Youth soccer players are in a phrase where learning is critical and students learn through various methods. One that is critical to youth soccer is demonstrations. You can tell a youth player 100 times and they may still not understand the skill until they get a visual. Visual learning is key to successful youth soccer programs. How do we get this visual learning concept? A visual demonstration put together with the auditory commands we ask kids to do every day will connect the missing elements and often have kids have a much better understanding.
Hear, see, do the best way to think of this process. An auditory explanation (1-2 minutes max so we don’t lose attention) and then connect the explanation of what you said with a demonstration. As the demonstration is going use target words from the explanation to the demonstration.

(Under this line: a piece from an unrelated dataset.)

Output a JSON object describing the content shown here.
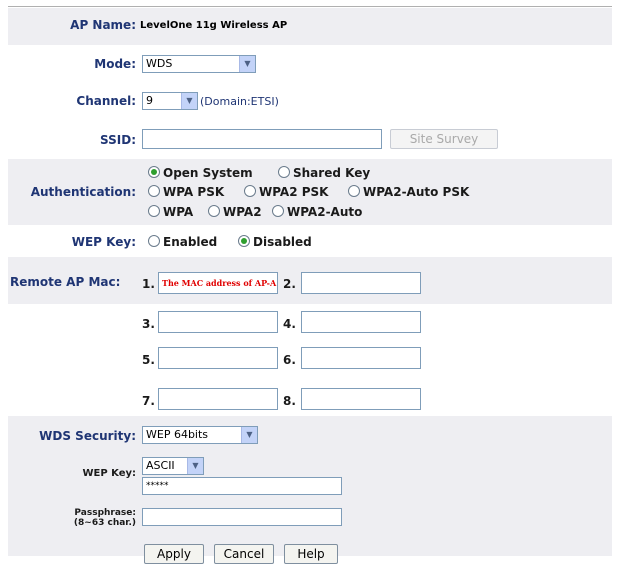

An example is the receiving and dribbling of the ball. You can spend the explanation portion of what is desired to go a little more in depth of the body position, receiving with the proper foot position, body position of the dribble, and then the actual dribbling. Now during the demonstration you want to use target words that are going to be burned into their minds as they do this skill. Don’t go in depth during the demonstration, use target words. “Body, receive, body, dribble.” These target words can be used as you demonstrate. Call the words out as you transition throughout the skill. Then when it is there turn, do the same and call out the target words.
Target words can be used for all drills to help align youth players with the expectation of the drill. Will this go fast at first? Oh gosh no, but as most things in youth soccer it will be a slow start. Once the kids get the process there will always be that connection and this will pay off tenfold in the end. Each time we do a drill we can spend the 1-2 minutes to cover what is wanted and what target words they will hear.
Why break the drill down using key/target words? It makes the opportunity to coach so much easier. Johnny, gets great body position when he is getting ready to receive, he even receives the ball correctly, but his body position when he tries to transition is wild. Now when Jonny is up for his turn at the drill we can remind him what is desired on the second time he hears “body” and we can spend 20 seconds to reinforce that one aspect of the drill.
Target/key words help break down a drill into several sections and really helps the coach teach the smallest of fundamentals in youth soccer. The more we can break down the fundamentals of a skill the better and target words make it easy for the coach, the player, and is a huge benefit to the game of soccer.